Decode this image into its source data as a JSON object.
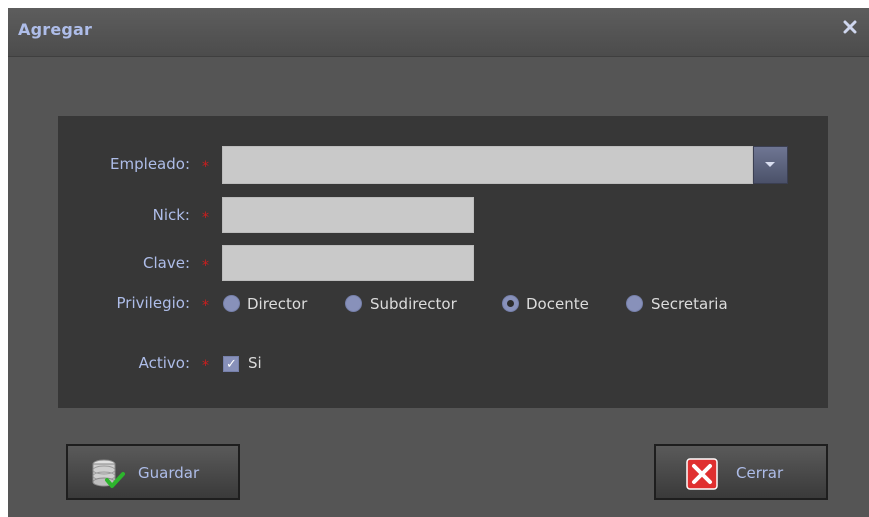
{
  "dialog": {
    "title": "Agregar",
    "close_icon": "close-icon"
  },
  "form": {
    "empleado": {
      "label": "Empleado:",
      "value": "",
      "required_mark": "*"
    },
    "nick": {
      "label": "Nick:",
      "value": "",
      "required_mark": "*"
    },
    "clave": {
      "label": "Clave:",
      "value": "",
      "required_mark": "*"
    },
    "privilegio": {
      "label": "Privilegio:",
      "required_mark": "*",
      "options": [
        "Director",
        "Subdirector",
        "Docente",
        "Secretaria"
      ],
      "selected": "Docente"
    },
    "activo": {
      "label": "Activo:",
      "required_mark": "*",
      "checkbox_label": "Si",
      "checked": true
    }
  },
  "buttons": {
    "guardar": "Guardar",
    "cerrar": "Cerrar"
  },
  "colors": {
    "accent_text": "#aebde9",
    "required": "#cc1e1e",
    "radio": "#8891ba"
  },
  "icons": [
    "close-icon",
    "chevron-down-icon",
    "database-save-icon",
    "close-x-icon"
  ]
}
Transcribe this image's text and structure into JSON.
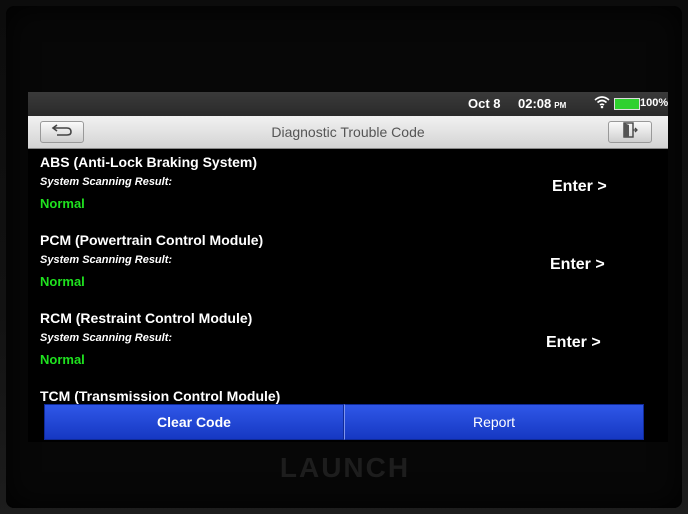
{
  "status_bar": {
    "date": "Oct 8",
    "time": "02:08",
    "ampm": "PM",
    "battery": "100%",
    "wifi_icon": "wifi-icon",
    "battery_icon": "battery-icon"
  },
  "title_bar": {
    "title": "Diagnostic Trouble Code",
    "back_icon": "back-arrow-icon",
    "exit_icon": "exit-door-icon"
  },
  "modules": [
    {
      "name": "ABS (Anti-Lock Braking System)",
      "result_label": "System Scanning Result:",
      "status": "Normal",
      "enter": "Enter >"
    },
    {
      "name": "PCM (Powertrain Control Module)",
      "result_label": "System Scanning Result:",
      "status": "Normal",
      "enter": "Enter >"
    },
    {
      "name": "RCM (Restraint Control Module)",
      "result_label": "System Scanning Result:",
      "status": "Normal",
      "enter": "Enter >"
    },
    {
      "name": "TCM (Transmission Control Module)"
    }
  ],
  "actions": {
    "clear_code": "Clear Code",
    "report": "Report"
  },
  "brand": "LAUNCH",
  "colors": {
    "normal_status": "#1fe21f",
    "action_button": "#1f45d6",
    "battery": "#2ed12e"
  }
}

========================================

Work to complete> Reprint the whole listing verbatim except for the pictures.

Your response>
Decode this image into its source data as a JSON object.
{
  "dialog": {
    "title": "Agregar",
    "close_icon": "close-icon"
  },
  "form": {
    "empleado": {
      "label": "Empleado:",
      "value": "",
      "required_mark": "*"
    },
    "nick": {
      "label": "Nick:",
      "value": "",
      "required_mark": "*"
    },
    "clave": {
      "label": "Clave:",
      "value": "",
      "required_mark": "*"
    },
    "privilegio": {
      "label": "Privilegio:",
      "required_mark": "*",
      "options": [
        "Director",
        "Subdirector",
        "Docente",
        "Secretaria"
      ],
      "selected": "Docente"
    },
    "activo": {
      "label": "Activo:",
      "required_mark": "*",
      "checkbox_label": "Si",
      "checked": true
    }
  },
  "buttons": {
    "guardar": "Guardar",
    "cerrar": "Cerrar"
  },
  "colors": {
    "accent_text": "#aebde9",
    "required": "#cc1e1e",
    "radio": "#8891ba"
  },
  "icons": [
    "close-icon",
    "chevron-down-icon",
    "database-save-icon",
    "close-x-icon"
  ]
}
Transcribe this image's text and structure into JSON.
{
  "status_bar": {
    "date": "Oct 8",
    "time": "02:08",
    "ampm": "PM",
    "battery": "100%",
    "wifi_icon": "wifi-icon",
    "battery_icon": "battery-icon"
  },
  "title_bar": {
    "title": "Diagnostic Trouble Code",
    "back_icon": "back-arrow-icon",
    "exit_icon": "exit-door-icon"
  },
  "modules": [
    {
      "name": "ABS (Anti-Lock Braking System)",
      "result_label": "System Scanning Result:",
      "status": "Normal",
      "enter": "Enter >"
    },
    {
      "name": "PCM (Powertrain Control Module)",
      "result_label": "System Scanning Result:",
      "status": "Normal",
      "enter": "Enter >"
    },
    {
      "name": "RCM (Restraint Control Module)",
      "result_label": "System Scanning Result:",
      "status": "Normal",
      "enter": "Enter >"
    },
    {
      "name": "TCM (Transmission Control Module)"
    }
  ],
  "actions": {
    "clear_code": "Clear Code",
    "report": "Report"
  },
  "brand": "LAUNCH",
  "colors": {
    "normal_status": "#1fe21f",
    "action_button": "#1f45d6",
    "battery": "#2ed12e"
  }
}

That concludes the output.